There are protocols for investigations of airline crashes and building failures. These protocols are important not only in connection with questions of liability but in the prevention of similar, avoidable losses. When buildings fall down, codes and code enforcement are called into question, and measures are often adopted to remedy deficiencies. When airliners crash, procedures for various aspects of air travel are reviewed and sometimes reformed. Among the protocols for failed buildings and crashed airliners is the preservation of materials found in intact portions and in debris after a loss. This investigation was without precedent in that it disposed of all of the physical evidence of the crash and building failures as scrap metal, and it managed to get  just about every item shipped beyond U. S. borders within weeks of the event. Someone should have been punished for the the premature destruction of evidence, but nobody was.

As for the official government investigation of the tort of the century, it took months to initiate, was conducted by an assembly of political hacks, relied on testimony given behind closed doors and not under oath, and seemed principally aimed at exonerating government officials, which it did. To accomplish this, the commission assembled to inform the public how this tort could have occurred was obliged to violate every rule of standard investigative practice. What was unprecedented in the investigation of the tort of the century was the willingness of the public to accept the self-serving explanation the government fed them. What happens to tort law when people sell out, as we seem to have done here? Question for museum patrons.

Lasting effects.
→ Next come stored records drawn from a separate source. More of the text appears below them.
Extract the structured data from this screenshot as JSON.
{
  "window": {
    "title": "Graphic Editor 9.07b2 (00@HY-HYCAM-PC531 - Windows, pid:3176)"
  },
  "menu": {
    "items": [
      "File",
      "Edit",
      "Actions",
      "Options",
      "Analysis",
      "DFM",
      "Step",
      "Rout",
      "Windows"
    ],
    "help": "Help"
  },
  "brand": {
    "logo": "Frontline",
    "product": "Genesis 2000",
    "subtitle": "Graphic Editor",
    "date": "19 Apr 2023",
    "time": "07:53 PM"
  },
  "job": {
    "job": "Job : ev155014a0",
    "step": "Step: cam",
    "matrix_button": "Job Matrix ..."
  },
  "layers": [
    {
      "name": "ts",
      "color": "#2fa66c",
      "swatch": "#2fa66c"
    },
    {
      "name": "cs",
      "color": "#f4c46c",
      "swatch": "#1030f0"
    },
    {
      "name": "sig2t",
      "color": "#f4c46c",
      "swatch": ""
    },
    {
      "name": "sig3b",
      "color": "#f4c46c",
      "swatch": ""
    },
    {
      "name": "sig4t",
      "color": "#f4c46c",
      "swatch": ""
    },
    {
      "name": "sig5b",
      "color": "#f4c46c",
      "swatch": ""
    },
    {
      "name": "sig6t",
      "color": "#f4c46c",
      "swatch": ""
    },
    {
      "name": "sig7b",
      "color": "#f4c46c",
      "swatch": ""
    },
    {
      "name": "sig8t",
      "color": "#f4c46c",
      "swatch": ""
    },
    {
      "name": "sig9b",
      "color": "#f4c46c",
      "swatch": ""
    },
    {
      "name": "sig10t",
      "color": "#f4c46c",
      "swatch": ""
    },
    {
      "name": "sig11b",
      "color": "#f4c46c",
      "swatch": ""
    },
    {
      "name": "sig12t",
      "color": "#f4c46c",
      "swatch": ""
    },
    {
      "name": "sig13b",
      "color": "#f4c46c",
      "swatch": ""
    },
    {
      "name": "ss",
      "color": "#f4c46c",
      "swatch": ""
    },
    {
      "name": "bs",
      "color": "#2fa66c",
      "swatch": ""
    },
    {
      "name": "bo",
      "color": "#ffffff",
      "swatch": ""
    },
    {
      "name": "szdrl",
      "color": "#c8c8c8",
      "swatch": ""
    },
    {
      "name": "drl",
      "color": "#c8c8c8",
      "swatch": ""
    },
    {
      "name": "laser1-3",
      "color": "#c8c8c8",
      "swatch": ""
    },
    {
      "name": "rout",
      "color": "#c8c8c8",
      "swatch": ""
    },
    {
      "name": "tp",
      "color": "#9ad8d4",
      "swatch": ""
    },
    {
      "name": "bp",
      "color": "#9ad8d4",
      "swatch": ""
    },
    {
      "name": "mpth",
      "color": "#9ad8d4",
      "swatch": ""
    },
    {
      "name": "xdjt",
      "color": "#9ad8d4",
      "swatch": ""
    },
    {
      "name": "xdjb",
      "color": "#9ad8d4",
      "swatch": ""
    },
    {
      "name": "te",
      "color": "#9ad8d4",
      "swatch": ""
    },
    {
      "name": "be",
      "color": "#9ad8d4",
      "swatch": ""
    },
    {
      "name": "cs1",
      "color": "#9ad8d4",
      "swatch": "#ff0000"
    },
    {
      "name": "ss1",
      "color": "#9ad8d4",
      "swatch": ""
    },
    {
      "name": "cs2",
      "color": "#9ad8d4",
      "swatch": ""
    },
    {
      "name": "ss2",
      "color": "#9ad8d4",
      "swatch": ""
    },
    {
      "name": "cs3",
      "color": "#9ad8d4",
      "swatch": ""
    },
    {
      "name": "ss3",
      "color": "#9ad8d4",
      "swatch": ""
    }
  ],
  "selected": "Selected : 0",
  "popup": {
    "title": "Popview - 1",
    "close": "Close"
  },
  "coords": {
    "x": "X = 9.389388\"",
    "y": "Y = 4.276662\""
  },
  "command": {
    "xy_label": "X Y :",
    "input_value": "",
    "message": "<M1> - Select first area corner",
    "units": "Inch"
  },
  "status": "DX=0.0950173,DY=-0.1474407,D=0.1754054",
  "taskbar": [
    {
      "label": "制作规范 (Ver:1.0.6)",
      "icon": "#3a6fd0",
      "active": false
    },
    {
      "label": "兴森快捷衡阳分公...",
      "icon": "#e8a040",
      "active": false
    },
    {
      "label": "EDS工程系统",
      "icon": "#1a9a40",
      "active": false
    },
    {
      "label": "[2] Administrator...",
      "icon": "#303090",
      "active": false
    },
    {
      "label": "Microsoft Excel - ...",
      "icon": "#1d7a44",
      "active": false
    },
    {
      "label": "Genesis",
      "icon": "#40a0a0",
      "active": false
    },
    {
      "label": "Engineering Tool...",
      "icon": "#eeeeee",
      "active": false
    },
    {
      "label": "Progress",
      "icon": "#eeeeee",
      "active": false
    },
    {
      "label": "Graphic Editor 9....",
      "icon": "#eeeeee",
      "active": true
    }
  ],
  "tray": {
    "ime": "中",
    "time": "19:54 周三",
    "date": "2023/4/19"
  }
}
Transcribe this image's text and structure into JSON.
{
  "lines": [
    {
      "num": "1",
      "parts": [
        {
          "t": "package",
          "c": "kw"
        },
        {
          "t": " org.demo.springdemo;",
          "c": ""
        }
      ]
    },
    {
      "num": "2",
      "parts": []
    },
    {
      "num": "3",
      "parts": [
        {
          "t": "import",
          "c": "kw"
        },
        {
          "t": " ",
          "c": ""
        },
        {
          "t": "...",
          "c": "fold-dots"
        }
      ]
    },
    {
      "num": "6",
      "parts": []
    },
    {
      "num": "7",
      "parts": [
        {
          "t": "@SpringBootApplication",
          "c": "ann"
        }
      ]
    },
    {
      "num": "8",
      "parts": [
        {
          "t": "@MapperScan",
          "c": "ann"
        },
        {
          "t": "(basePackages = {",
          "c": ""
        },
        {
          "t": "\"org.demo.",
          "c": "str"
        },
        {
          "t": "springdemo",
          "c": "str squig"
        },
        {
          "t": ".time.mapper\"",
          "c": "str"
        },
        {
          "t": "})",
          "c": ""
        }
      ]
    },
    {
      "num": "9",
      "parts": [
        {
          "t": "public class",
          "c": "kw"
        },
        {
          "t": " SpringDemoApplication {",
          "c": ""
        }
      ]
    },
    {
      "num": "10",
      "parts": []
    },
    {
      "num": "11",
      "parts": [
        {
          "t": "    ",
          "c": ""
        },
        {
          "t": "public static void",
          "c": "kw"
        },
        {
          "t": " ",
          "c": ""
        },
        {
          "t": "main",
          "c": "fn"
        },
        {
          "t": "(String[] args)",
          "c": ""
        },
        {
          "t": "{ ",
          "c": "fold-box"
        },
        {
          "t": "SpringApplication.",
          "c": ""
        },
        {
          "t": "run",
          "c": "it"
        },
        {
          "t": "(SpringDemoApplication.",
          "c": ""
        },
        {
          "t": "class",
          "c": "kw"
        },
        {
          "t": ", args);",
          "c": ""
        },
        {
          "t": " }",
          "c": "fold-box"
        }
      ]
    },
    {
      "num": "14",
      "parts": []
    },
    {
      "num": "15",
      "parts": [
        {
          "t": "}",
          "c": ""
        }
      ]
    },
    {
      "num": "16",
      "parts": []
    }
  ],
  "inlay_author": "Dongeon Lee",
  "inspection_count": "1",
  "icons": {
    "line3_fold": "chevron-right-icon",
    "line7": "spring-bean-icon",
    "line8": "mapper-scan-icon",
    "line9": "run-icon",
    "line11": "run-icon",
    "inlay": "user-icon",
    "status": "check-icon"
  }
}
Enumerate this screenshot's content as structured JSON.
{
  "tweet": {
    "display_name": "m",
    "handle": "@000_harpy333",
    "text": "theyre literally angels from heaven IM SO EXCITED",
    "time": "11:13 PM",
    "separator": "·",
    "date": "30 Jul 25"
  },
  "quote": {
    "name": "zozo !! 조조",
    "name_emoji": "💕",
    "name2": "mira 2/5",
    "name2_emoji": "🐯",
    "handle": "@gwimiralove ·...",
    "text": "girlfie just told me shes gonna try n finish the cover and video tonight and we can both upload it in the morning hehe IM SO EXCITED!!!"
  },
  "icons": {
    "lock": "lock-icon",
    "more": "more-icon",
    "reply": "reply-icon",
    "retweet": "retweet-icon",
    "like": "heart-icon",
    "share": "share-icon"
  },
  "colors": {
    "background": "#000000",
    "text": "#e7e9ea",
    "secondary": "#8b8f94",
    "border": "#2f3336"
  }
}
The tort of malfeasance typically goes unpunished, and this undermines the credibility of a republic like ours. The tort of the century illustrates this phenomenon. Since it happened, we have allowed standards of every kind to deteriorate. What we seem willing tolerate–war, gross material inequality, environmental degradation, enrichment of public officials, hiphop, etc.–has broadened and deepened over the past 17 years, and this should worry us as workers and museum patrons.